Required action
All of the data is to be printed again exactly as it appears.

Dataset records
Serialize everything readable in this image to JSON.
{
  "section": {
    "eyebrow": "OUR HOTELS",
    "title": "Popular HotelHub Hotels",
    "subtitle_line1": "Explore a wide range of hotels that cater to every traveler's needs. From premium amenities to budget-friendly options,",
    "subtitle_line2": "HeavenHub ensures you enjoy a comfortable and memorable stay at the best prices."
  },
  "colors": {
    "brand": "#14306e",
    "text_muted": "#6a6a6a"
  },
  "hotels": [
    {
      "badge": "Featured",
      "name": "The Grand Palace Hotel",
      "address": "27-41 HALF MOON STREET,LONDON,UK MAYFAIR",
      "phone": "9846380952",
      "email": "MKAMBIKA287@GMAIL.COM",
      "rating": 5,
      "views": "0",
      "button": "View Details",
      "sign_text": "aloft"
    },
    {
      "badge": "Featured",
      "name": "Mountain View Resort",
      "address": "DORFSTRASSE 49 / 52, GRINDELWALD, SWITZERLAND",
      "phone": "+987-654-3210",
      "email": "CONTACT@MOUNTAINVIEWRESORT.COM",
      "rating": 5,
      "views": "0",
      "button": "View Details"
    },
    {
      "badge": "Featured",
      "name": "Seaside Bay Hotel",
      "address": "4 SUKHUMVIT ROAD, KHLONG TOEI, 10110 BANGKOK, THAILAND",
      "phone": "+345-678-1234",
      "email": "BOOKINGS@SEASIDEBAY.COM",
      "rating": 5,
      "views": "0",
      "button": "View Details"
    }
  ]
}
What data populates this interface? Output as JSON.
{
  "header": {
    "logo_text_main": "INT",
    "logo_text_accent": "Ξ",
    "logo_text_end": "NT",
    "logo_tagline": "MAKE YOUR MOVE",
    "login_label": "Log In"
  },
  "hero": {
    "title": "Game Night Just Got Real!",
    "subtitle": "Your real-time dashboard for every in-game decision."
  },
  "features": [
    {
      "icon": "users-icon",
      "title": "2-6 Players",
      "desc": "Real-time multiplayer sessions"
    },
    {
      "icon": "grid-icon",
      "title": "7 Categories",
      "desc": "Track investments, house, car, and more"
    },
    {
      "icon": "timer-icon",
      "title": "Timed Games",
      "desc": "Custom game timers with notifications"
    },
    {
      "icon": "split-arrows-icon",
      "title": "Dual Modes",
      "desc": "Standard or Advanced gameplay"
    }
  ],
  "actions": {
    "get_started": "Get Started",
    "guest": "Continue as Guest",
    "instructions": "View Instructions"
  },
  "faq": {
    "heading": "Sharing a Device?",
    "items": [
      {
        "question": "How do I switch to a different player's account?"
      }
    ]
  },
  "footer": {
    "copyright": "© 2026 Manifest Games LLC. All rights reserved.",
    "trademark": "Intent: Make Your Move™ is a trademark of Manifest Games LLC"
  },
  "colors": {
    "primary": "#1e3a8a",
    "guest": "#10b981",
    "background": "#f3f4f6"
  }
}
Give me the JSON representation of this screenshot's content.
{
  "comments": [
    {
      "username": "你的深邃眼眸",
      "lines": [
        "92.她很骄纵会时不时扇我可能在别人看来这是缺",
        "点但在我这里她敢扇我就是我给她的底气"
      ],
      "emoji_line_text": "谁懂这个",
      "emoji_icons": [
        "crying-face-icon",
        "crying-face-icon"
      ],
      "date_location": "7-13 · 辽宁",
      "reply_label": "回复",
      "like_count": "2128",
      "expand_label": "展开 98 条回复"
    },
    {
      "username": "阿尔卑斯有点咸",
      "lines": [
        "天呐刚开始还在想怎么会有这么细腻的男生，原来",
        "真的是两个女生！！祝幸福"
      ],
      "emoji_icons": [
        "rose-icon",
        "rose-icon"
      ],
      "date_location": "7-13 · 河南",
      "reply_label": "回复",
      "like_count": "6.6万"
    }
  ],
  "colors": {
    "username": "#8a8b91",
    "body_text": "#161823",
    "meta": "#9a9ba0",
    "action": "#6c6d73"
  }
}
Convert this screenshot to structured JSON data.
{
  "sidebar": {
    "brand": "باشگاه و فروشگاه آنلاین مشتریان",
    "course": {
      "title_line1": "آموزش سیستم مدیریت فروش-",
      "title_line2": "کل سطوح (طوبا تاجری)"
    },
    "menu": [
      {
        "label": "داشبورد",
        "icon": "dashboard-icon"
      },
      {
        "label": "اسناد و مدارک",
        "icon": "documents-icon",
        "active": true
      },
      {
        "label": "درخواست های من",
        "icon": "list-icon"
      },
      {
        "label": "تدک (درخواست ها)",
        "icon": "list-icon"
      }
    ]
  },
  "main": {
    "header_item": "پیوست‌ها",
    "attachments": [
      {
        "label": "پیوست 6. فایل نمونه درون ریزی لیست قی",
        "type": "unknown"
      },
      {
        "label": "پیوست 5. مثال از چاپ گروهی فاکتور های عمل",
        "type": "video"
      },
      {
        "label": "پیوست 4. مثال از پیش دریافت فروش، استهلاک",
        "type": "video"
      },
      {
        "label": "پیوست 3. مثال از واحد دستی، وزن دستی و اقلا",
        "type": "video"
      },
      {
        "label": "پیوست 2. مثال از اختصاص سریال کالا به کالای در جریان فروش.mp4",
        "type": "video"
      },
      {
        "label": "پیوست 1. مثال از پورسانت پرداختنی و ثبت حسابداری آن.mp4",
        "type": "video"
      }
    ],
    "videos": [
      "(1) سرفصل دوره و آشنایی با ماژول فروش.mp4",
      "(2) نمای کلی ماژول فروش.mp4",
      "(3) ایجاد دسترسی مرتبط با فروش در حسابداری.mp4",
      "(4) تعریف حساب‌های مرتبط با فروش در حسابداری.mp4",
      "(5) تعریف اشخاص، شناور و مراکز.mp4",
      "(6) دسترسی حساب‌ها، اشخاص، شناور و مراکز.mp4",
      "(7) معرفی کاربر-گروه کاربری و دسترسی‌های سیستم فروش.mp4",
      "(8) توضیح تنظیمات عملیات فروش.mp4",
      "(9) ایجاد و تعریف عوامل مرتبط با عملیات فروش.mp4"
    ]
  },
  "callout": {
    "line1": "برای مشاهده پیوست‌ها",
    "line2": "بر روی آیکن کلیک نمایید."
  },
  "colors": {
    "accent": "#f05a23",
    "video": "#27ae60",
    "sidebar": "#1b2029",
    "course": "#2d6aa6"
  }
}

Written solution
Serialize everything readable in this image to JSON.
{
  "section": {
    "eyebrow": "OUR HOTELS",
    "title": "Popular HotelHub Hotels",
    "subtitle_line1": "Explore a wide range of hotels that cater to every traveler's needs. From premium amenities to budget-friendly options,",
    "subtitle_line2": "HeavenHub ensures you enjoy a comfortable and memorable stay at the best prices."
  },
  "colors": {
    "brand": "#14306e",
    "text_muted": "#6a6a6a"
  },
  "hotels": [
    {
      "badge": "Featured",
      "name": "The Grand Palace Hotel",
      "address": "27-41 HALF MOON STREET,LONDON,UK MAYFAIR",
      "phone": "9846380952",
      "email": "MKAMBIKA287@GMAIL.COM",
      "rating": 5,
      "views": "0",
      "button": "View Details",
      "sign_text": "aloft"
    },
    {
      "badge": "Featured",
      "name": "Mountain View Resort",
      "address": "DORFSTRASSE 49 / 52, GRINDELWALD, SWITZERLAND",
      "phone": "+987-654-3210",
      "email": "CONTACT@MOUNTAINVIEWRESORT.COM",
      "rating": 5,
      "views": "0",
      "button": "View Details"
    },
    {
      "badge": "Featured",
      "name": "Seaside Bay Hotel",
      "address": "4 SUKHUMVIT ROAD, KHLONG TOEI, 10110 BANGKOK, THAILAND",
      "phone": "+345-678-1234",
      "email": "BOOKINGS@SEASIDEBAY.COM",
      "rating": 5,
      "views": "0",
      "button": "View Details"
    }
  ]
}
What data populates this interface? Output as JSON.
{
  "header": {
    "logo_text_main": "INT",
    "logo_text_accent": "Ξ",
    "logo_text_end": "NT",
    "logo_tagline": "MAKE YOUR MOVE",
    "login_label": "Log In"
  },
  "hero": {
    "title": "Game Night Just Got Real!",
    "subtitle": "Your real-time dashboard for every in-game decision."
  },
  "features": [
    {
      "icon": "users-icon",
      "title": "2-6 Players",
      "desc": "Real-time multiplayer sessions"
    },
    {
      "icon": "grid-icon",
      "title": "7 Categories",
      "desc": "Track investments, house, car, and more"
    },
    {
      "icon": "timer-icon",
      "title": "Timed Games",
      "desc": "Custom game timers with notifications"
    },
    {
      "icon": "split-arrows-icon",
      "title": "Dual Modes",
      "desc": "Standard or Advanced gameplay"
    }
  ],
  "actions": {
    "get_started": "Get Started",
    "guest": "Continue as Guest",
    "instructions": "View Instructions"
  },
  "faq": {
    "heading": "Sharing a Device?",
    "items": [
      {
        "question": "How do I switch to a different player's account?"
      }
    ]
  },
  "footer": {
    "copyright": "© 2026 Manifest Games LLC. All rights reserved.",
    "trademark": "Intent: Make Your Move™ is a trademark of Manifest Games LLC"
  },
  "colors": {
    "primary": "#1e3a8a",
    "guest": "#10b981",
    "background": "#f3f4f6"
  }
}
Give me the JSON representation of this screenshot's content.
{
  "comments": [
    {
      "username": "你的深邃眼眸",
      "lines": [
        "92.她很骄纵会时不时扇我可能在别人看来这是缺",
        "点但在我这里她敢扇我就是我给她的底气"
      ],
      "emoji_line_text": "谁懂这个",
      "emoji_icons": [
        "crying-face-icon",
        "crying-face-icon"
      ],
      "date_location": "7-13 · 辽宁",
      "reply_label": "回复",
      "like_count": "2128",
      "expand_label": "展开 98 条回复"
    },
    {
      "username": "阿尔卑斯有点咸",
      "lines": [
        "天呐刚开始还在想怎么会有这么细腻的男生，原来",
        "真的是两个女生！！祝幸福"
      ],
      "emoji_icons": [
        "rose-icon",
        "rose-icon"
      ],
      "date_location": "7-13 · 河南",
      "reply_label": "回复",
      "like_count": "6.6万"
    }
  ],
  "colors": {
    "username": "#8a8b91",
    "body_text": "#161823",
    "meta": "#9a9ba0",
    "action": "#6c6d73"
  }
}
Convert this screenshot to structured JSON data.
{
  "sidebar": {
    "brand": "باشگاه و فروشگاه آنلاین مشتریان",
    "course": {
      "title_line1": "آموزش سیستم مدیریت فروش-",
      "title_line2": "کل سطوح (طوبا تاجری)"
    },
    "menu": [
      {
        "label": "داشبورد",
        "icon": "dashboard-icon"
      },
      {
        "label": "اسناد و مدارک",
        "icon": "documents-icon",
        "active": true
      },
      {
        "label": "درخواست های من",
        "icon": "list-icon"
      },
      {
        "label": "تدک (درخواست ها)",
        "icon": "list-icon"
      }
    ]
  },
  "main": {
    "header_item": "پیوست‌ها",
    "attachments": [
      {
        "label": "پیوست 6. فایل نمونه درون ریزی لیست قی",
        "type": "unknown"
      },
      {
        "label": "پیوست 5. مثال از چاپ گروهی فاکتور های عمل",
        "type": "video"
      },
      {
        "label": "پیوست 4. مثال از پیش دریافت فروش، استهلاک",
        "type": "video"
      },
      {
        "label": "پیوست 3. مثال از واحد دستی، وزن دستی و اقلا",
        "type": "video"
      },
      {
        "label": "پیوست 2. مثال از اختصاص سریال کالا به کالای در جریان فروش.mp4",
        "type": "video"
      },
      {
        "label": "پیوست 1. مثال از پورسانت پرداختنی و ثبت حسابداری آن.mp4",
        "type": "video"
      }
    ],
    "videos": [
      "(1) سرفصل دوره و آشنایی با ماژول فروش.mp4",
      "(2) نمای کلی ماژول فروش.mp4",
      "(3) ایجاد دسترسی مرتبط با فروش در حسابداری.mp4",
      "(4) تعریف حساب‌های مرتبط با فروش در حسابداری.mp4",
      "(5) تعریف اشخاص، شناور و مراکز.mp4",
      "(6) دسترسی حساب‌ها، اشخاص، شناور و مراکز.mp4",
      "(7) معرفی کاربر-گروه کاربری و دسترسی‌های سیستم فروش.mp4",
      "(8) توضیح تنظیمات عملیات فروش.mp4",
      "(9) ایجاد و تعریف عوامل مرتبط با عملیات فروش.mp4"
    ]
  },
  "callout": {
    "line1": "برای مشاهده پیوست‌ها",
    "line2": "بر روی آیکن کلیک نمایید."
  },
  "colors": {
    "accent": "#f05a23",
    "video": "#27ae60",
    "sidebar": "#1b2029",
    "course": "#2d6aa6"
  }
}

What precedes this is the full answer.